## Work task
Search the material below for the word "visualizaciones" and copy every line in which it occurs.

## Data excerpts
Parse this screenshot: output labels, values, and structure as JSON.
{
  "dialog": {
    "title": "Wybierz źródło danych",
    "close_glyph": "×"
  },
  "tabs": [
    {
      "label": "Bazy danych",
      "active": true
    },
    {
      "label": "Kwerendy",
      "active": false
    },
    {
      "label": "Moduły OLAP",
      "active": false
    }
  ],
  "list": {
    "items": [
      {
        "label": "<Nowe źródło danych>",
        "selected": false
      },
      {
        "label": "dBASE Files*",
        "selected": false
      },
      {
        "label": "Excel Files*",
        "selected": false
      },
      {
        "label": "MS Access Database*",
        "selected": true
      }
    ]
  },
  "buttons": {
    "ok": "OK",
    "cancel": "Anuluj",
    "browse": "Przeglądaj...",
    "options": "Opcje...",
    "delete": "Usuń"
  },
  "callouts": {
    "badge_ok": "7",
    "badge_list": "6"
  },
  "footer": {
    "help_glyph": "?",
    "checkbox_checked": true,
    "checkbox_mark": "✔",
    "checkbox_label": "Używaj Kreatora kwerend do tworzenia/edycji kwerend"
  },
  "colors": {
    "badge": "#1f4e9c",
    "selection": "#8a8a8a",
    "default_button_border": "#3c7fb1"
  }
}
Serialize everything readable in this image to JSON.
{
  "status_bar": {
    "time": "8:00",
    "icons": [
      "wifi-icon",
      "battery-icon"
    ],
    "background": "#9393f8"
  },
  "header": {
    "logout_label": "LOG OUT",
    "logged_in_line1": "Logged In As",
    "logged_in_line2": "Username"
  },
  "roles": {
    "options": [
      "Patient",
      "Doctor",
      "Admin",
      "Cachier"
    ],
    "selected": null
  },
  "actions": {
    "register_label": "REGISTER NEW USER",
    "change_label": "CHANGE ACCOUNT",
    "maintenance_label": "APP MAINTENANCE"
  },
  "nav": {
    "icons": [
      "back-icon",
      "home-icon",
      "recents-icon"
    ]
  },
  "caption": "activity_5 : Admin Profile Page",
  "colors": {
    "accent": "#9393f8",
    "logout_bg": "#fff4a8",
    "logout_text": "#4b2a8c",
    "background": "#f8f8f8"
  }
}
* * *
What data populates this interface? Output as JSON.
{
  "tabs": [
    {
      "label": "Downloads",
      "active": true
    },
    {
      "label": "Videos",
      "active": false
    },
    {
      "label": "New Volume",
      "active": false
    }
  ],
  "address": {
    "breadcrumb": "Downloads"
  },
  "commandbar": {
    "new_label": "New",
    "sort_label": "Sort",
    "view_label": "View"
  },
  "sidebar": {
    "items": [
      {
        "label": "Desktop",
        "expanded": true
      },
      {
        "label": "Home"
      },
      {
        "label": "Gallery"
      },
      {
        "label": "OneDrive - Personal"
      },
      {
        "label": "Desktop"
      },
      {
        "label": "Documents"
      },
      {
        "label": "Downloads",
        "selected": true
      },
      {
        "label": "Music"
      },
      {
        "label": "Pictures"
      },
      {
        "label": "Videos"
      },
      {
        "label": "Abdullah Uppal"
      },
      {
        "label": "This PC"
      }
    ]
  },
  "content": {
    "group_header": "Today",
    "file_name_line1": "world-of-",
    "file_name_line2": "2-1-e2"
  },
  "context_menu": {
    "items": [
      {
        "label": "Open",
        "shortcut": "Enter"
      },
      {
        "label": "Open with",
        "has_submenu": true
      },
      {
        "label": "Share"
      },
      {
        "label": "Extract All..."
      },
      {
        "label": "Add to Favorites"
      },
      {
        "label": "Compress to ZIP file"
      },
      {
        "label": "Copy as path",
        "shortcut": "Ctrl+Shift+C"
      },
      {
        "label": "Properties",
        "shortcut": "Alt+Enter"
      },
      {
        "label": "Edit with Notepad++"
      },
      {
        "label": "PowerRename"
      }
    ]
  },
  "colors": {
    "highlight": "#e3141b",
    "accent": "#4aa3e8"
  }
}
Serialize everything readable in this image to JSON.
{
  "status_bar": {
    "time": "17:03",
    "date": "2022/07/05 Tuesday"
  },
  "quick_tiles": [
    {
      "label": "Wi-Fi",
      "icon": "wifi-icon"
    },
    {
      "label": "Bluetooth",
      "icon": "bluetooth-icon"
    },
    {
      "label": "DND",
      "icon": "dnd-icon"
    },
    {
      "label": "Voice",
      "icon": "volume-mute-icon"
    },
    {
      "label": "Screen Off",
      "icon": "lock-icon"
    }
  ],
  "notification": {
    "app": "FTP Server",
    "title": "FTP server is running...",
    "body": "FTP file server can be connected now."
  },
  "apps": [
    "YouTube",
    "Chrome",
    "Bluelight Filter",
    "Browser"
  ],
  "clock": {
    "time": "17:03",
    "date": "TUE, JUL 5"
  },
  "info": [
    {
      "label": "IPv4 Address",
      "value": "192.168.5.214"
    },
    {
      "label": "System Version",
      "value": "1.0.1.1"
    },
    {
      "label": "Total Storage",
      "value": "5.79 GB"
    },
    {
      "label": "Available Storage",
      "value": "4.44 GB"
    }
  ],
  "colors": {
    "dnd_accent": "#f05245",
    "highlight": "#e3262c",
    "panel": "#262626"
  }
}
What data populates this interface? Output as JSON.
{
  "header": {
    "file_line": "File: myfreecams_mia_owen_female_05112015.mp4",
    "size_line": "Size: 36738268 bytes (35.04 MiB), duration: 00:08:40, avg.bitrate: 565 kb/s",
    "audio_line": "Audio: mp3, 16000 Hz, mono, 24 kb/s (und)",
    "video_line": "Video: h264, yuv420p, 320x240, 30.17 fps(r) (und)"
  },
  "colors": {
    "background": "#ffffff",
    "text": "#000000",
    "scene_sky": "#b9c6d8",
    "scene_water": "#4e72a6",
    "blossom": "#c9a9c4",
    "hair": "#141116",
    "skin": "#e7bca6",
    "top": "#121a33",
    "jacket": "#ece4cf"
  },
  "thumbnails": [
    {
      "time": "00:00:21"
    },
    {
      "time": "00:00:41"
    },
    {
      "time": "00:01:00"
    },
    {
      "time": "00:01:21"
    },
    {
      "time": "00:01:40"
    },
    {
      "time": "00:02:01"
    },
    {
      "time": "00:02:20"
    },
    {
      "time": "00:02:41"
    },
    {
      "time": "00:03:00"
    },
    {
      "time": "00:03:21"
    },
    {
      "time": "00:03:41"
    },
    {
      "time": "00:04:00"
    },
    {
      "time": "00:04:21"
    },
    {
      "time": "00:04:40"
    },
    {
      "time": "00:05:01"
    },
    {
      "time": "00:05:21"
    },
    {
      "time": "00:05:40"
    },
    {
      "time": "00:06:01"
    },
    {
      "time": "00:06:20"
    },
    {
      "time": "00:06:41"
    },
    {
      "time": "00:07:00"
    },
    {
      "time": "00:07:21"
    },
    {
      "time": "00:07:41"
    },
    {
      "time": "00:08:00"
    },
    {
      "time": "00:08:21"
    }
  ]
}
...
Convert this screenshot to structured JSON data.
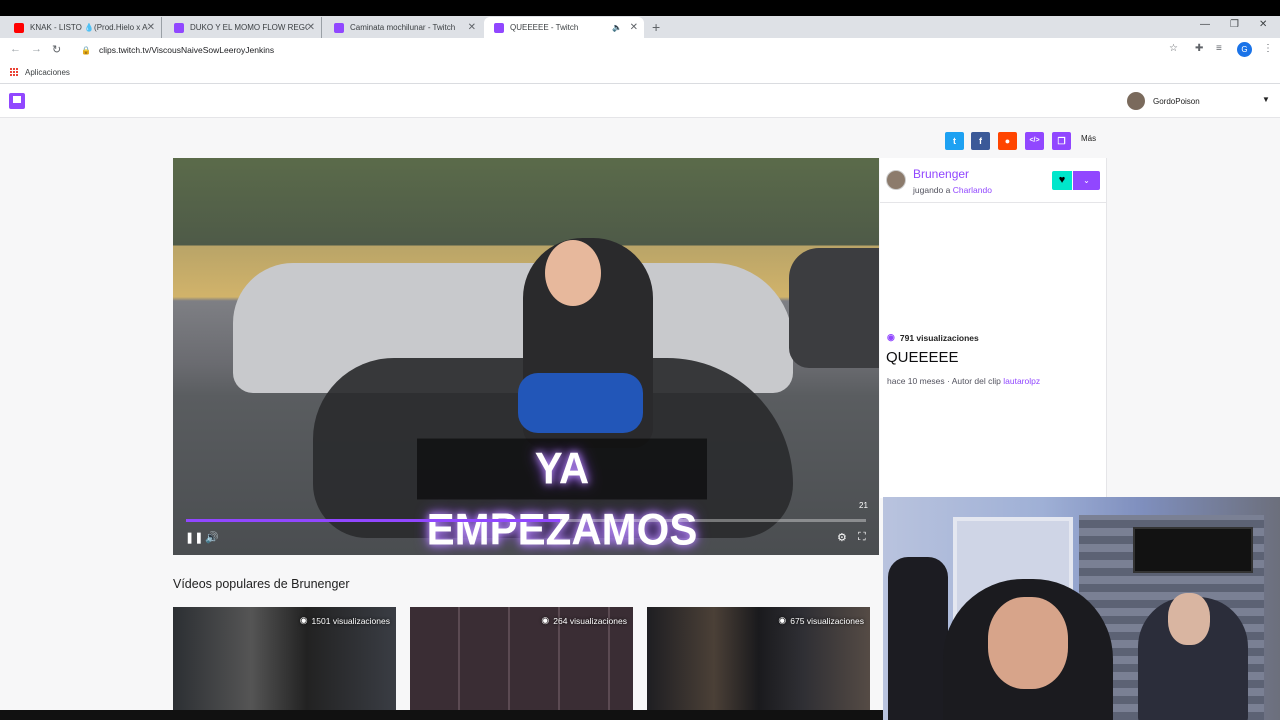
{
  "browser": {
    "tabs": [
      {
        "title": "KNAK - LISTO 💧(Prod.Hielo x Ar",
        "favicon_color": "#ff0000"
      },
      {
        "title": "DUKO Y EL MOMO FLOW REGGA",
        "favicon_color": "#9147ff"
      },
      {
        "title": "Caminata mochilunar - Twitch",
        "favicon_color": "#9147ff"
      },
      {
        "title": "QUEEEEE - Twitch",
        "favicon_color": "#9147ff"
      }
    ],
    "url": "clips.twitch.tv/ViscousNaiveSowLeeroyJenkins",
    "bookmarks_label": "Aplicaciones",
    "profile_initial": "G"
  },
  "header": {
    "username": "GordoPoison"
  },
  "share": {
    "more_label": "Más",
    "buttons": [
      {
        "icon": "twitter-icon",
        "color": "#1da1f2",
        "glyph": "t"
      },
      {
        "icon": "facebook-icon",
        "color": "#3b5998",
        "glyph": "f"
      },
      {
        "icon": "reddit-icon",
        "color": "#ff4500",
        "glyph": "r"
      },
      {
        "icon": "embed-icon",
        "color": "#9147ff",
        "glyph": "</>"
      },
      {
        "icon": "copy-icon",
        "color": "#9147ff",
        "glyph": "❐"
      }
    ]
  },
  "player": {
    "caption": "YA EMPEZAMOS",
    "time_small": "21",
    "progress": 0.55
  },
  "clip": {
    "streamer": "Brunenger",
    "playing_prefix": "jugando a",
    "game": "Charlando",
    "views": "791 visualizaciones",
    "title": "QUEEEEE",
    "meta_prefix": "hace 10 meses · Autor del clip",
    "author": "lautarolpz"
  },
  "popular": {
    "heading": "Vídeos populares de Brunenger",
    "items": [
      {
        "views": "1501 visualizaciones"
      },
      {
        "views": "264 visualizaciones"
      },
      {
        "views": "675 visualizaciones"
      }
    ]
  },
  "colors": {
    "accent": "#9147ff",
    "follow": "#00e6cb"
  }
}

## Finished task
    "views": "791 visualizaciones",
        "views": "1501 visualizaciones"
        "views": "264 visualizaciones"
        "views": "675 visualizaciones"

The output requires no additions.